Posts filed under ‘Sarah Flannery’
A beautiful learning puzzle from In Code: A Mathematical Journey
Suppose there are twenty people in a room.
If Alice and Bob are any two of them, and Alice knows Bob, then you may assume that Bob knows Alice. Furthermore, if Alice does not know Bob then, likewise, Bob does not know Alice.
Now, any individual among these twenty may know nobody else, or some but not all of the others, or know everybody in the room.
However, what might strike you as amazing on first thought is the fact that all twenty cannot each know a different number of people in the room. Put another way, there are at least two in the room who know exactly the same number of people.
Can you reason out why this must be?
One morning, exactly at sunrise, a Buddhist monk began to climb a tall mountain. The narrow path, no more than a foot or two wide, spiraled around the mountain to a glittering temple at the summit. The monk ascended the path at varying rates of speed, stopping many times along the way to rest and eat the dried fruit he carried with him. He reached the temple shortly before sunset. After several days of fasting and meditation he began his journey back along the same path, starting at sunrise and again walking at variable speeds with many pauses along the way. His average speed descending was, of course, greater than his average climbing speed. Prove that there is a spot along the path that the monk will occupy on both trips at precisely the same time of day.
Two trains are on the same track 100 km apart and each travelling at a speed of 50 km per hour are heading towards each other.

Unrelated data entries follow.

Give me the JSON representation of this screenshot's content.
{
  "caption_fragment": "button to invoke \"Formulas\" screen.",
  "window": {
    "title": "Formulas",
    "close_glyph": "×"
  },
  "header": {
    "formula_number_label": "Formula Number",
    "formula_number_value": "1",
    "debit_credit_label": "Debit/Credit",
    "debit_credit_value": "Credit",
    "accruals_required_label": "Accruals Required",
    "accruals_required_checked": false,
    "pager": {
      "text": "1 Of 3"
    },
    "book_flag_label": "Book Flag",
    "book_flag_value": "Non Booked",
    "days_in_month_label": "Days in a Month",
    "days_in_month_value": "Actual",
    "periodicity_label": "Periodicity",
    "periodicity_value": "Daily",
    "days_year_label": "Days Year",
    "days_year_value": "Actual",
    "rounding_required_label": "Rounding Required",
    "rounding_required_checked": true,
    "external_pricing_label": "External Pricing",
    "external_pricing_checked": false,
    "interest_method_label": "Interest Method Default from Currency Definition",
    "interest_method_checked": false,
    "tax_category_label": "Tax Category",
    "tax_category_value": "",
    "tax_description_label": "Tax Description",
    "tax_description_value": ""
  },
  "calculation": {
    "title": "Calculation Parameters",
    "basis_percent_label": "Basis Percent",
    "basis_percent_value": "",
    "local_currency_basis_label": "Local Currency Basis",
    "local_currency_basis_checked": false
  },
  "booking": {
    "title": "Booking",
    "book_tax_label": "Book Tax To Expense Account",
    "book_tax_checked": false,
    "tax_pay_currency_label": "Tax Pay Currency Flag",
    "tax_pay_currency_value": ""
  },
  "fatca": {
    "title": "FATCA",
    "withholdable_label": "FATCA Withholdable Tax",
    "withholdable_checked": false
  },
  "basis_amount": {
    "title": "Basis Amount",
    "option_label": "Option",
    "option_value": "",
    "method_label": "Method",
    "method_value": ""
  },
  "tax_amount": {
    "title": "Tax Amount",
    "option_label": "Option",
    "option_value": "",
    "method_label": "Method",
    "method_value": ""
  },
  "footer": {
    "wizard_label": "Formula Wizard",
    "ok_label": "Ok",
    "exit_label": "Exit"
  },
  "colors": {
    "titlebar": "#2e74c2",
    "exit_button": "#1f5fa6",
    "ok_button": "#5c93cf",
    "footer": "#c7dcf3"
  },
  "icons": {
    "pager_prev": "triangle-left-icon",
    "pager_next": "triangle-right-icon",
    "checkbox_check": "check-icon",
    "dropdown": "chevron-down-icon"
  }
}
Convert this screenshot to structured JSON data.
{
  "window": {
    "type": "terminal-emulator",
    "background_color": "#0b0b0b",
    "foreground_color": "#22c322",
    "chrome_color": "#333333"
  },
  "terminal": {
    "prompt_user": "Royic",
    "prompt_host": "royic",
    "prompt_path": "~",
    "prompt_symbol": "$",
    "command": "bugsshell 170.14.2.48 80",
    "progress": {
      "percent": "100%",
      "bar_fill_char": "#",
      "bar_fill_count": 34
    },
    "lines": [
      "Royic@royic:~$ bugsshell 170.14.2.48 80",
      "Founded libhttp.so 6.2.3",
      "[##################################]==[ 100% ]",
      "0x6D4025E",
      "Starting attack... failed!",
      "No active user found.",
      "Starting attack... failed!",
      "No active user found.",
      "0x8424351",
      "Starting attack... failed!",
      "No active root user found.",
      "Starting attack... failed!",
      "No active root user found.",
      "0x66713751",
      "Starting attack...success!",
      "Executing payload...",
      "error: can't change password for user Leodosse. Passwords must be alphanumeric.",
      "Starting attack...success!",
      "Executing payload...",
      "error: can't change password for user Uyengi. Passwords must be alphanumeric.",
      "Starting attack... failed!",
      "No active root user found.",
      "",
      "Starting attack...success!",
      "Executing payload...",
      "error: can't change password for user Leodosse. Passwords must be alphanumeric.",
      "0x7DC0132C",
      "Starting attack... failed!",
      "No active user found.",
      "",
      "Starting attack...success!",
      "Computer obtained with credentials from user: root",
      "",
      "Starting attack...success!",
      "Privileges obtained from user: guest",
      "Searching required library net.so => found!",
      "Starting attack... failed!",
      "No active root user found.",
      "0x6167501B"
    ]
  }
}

A fly, initially on the front of one train, flies at 75 km per hour towards the oncoming train. On reaching it, the fly turns around instantaneously and flies back towards the other train. When it reaches the front of this train, it turns around again instantaneously and flies back towards the first train. How many kilometres will it have travelled before the two trains collide?
Study this paragraph and all things in it. What is vitally wrong with it? Actually nothing in it is wrong but you must admit it is most unusual. Don’t just zip through it quickly but study it scrupulously. With luck you will spot what is particular about it and all words in it. Can you say what it is? Tax your brains and try again. Don’t miss a word or symbol. It isn’t all that difficult.
An insurance salesman knocks on the door of a home in a housing development.
When a lady answers he asks, “How many children do you have?”
She replies, “Three.”
When he asks, “What are their ages?” she decides that he is too cheesy and refused to tell him.
After he apologizes for his apparent rudeness he asks for a hint about the children’s ages.
She says, “If you multiply their tree ages you get 36″ (Their ages are exact numbers.)
He thinks for a while and then asks for another hint.
When she says, “The sum of their ages is the number on the next door,” he immediately jumps over the fence to determine this number.
This done, he returns to the lady and asks for one last hint.
“All right,” she says, “the eldest plays the piano!”
He then knows their ages. Do you?
A, B and C run a 100-meter dash, each running at a uniform speed throughout.
A beats B by 10 meters.
B beats C by 10 meters.
By how much does A beat C?
A rabbit falls into a dry well, thirty metres deep. When it attempts to climb out, it finds that it can climb three metres every day, but as it rests it slips back two metres.
How many days does it take for the rabbit to get out of the well?
You have a five-liter jar, a three-liter jar and an unlimited supply of water.
How do you measure out four liters exactly?